Green does not enumerate any specific cause of action or claims, but rather broadly states that “administrative abuses are covered by The Civil Rights Act, and American with Disability Act Rights.” In the most recent amended complaint, Green alleges that the Court has subject matter jurisdiction over this matter pursuant to 28 U.S.C. Section 1332, but avers the claim is less than $75,000. Green also states “federal law violations include.” The Court finds, upon review, that Green’s claims should be dismissed for lack of subject matter jurisdiction, and for failing to provide addresses for the preparation of service of process on Defendants, as ordered by the Court.

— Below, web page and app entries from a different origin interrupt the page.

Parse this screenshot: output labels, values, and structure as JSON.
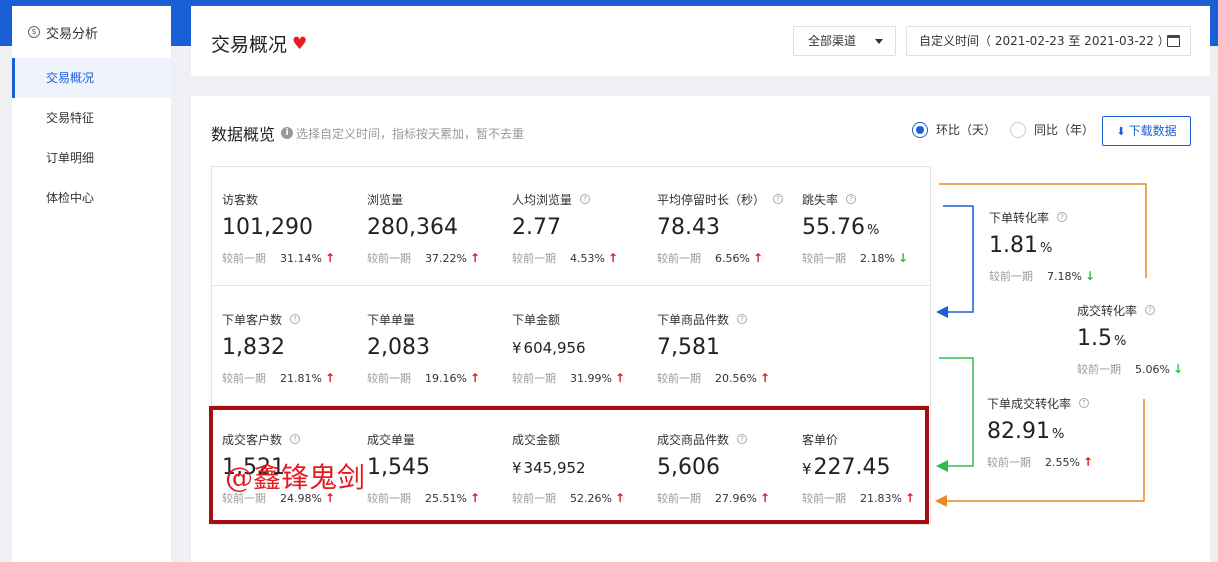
{
  "sidebar": {
    "title": "交易分析",
    "items": [
      {
        "label": "交易概况",
        "active": true
      },
      {
        "label": "交易特征",
        "active": false
      },
      {
        "label": "订单明细",
        "active": false
      },
      {
        "label": "体检中心",
        "active": false
      }
    ]
  },
  "header": {
    "title": "交易概况",
    "channel": "全部渠道",
    "date_range": "自定义时间（ 2021-02-23 至 2021-03-22 ）"
  },
  "overview": {
    "title": "数据概览",
    "hint": "选择自定义时间，指标按天累加，暂不去重",
    "radio_1": "环比（天）",
    "radio_2": "同比（年）",
    "download": "下载数据",
    "compare_label": "较前一期"
  },
  "metrics": {
    "visitors": {
      "label": "访客数",
      "value": "101,290",
      "change": "31.14%",
      "trend": "up"
    },
    "pageviews": {
      "label": "浏览量",
      "value": "280,364",
      "change": "37.22%",
      "trend": "up"
    },
    "avg_views": {
      "label": "人均浏览量",
      "value": "2.77",
      "change": "4.53%",
      "trend": "up"
    },
    "avg_stay": {
      "label": "平均停留时长（秒）",
      "value": "78.43",
      "change": "6.56%",
      "trend": "up"
    },
    "bounce": {
      "label": "跳失率",
      "value": "55.76",
      "unit": "%",
      "change": "2.18%",
      "trend": "down"
    },
    "order_customers": {
      "label": "下单客户数",
      "value": "1,832",
      "change": "21.81%",
      "trend": "up"
    },
    "order_count": {
      "label": "下单单量",
      "value": "2,083",
      "change": "19.16%",
      "trend": "up"
    },
    "order_amount": {
      "label": "下单金额",
      "currency": "¥",
      "value": "604,956",
      "change": "31.99%",
      "trend": "up"
    },
    "order_items": {
      "label": "下单商品件数",
      "value": "7,581",
      "change": "20.56%",
      "trend": "up"
    },
    "deal_customers": {
      "label": "成交客户数",
      "value": "1,521",
      "change": "24.98%",
      "trend": "up"
    },
    "deal_count": {
      "label": "成交单量",
      "value": "1,545",
      "change": "25.51%",
      "trend": "up"
    },
    "deal_amount": {
      "label": "成交金额",
      "currency": "¥",
      "value": "345,952",
      "change": "52.26%",
      "trend": "up"
    },
    "deal_items": {
      "label": "成交商品件数",
      "value": "5,606",
      "change": "27.96%",
      "trend": "up"
    },
    "avg_price": {
      "label": "客单价",
      "currency": "¥",
      "value": "227.45",
      "change": "21.83%",
      "trend": "up"
    }
  },
  "funnel": {
    "order_conv": {
      "label": "下单转化率",
      "value": "1.81",
      "unit": "%",
      "change": "7.18%",
      "trend": "down"
    },
    "deal_conv": {
      "label": "成交转化率",
      "value": "1.5",
      "unit": "%",
      "change": "5.06%",
      "trend": "down"
    },
    "order_deal_conv": {
      "label": "下单成交转化率",
      "value": "82.91",
      "unit": "%",
      "change": "2.55%",
      "trend": "up"
    }
  },
  "watermark": "@鑫锋鬼剑",
  "colors": {
    "primary": "#1a5fd6",
    "up": "#e31b23",
    "down": "#2ebd4a",
    "highlight": "#a50f12",
    "orange": "#e8892a",
    "green": "#2ebd4a",
    "blue": "#1a5fd6"
  }
}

Federal courts are courts of limited jurisdiction and must have statutory or constitutional power to adjudicate a claim. Federal courts have subject matter jurisdiction and are authorized to entertain a cause of action only where a question of federal law is involved or where there is diversity of citizenship between the parties and the amount in controversy exceeds $75,000.